In the entries that follow, which lines hold the string "data"? List them.

Records for the task START

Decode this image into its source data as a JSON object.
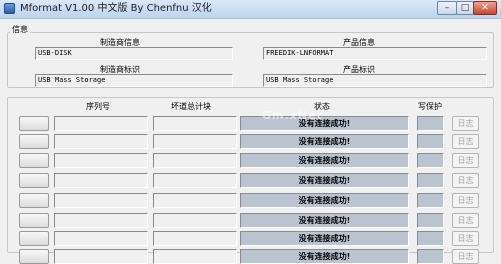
{
  "window": {
    "title": "Mformat V1.00 中文版 By Chenfnu 汉化",
    "minimize_glyph": "–",
    "maximize_glyph": "□",
    "close_glyph": "✕"
  },
  "info": {
    "group_label": "信息",
    "manufacturer_info_label": "制造商信息",
    "manufacturer_info_value": "USB-DISK",
    "product_info_label": "产品信息",
    "product_info_value": "FREEDIK-LNFORMAT",
    "manufacturer_id_label": "制造商标识",
    "manufacturer_id_value": "USB Mass Storage",
    "product_id_label": "产品标识",
    "product_id_value": "USB Mass Storage"
  },
  "devices": {
    "headers": {
      "serial": "序列号",
      "bad_blocks": "坏道总计块",
      "status": "状态",
      "write_protect": "写保护"
    },
    "watermark": "Gm.xNet",
    "rows": [
      {
        "status": "没有连接成功!",
        "log": "日志"
      },
      {
        "status": "没有连接成功!",
        "log": "日志"
      },
      {
        "status": "没有连接成功!",
        "log": "日志"
      },
      {
        "status": "没有连接成功!",
        "log": "日志"
      },
      {
        "status": "没有连接成功!",
        "log": "日志"
      },
      {
        "status": "没有连接成功!",
        "log": "日志"
      },
      {
        "status": "没有连接成功!",
        "log": "日志"
      },
      {
        "status": "没有连接成功!",
        "log": "日志"
      }
    ]
  },
  "colors": {
    "status_cell": "#b9c4d0",
    "window_bg": "#f0f0f0",
    "titlebar": "#bcd3ee",
    "close_button": "#c7462b"
  }
}
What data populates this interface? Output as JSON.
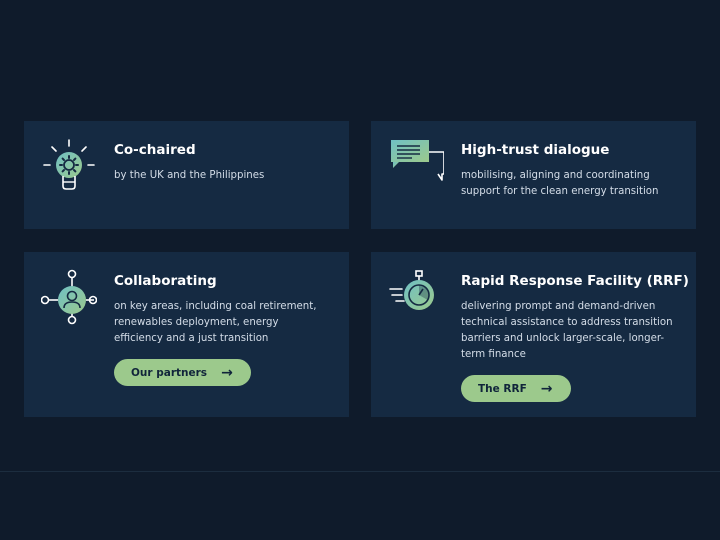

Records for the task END

[Result of the task]
Decode this image into its source data as a JSON object.
What data populates this interface? Output as JSON.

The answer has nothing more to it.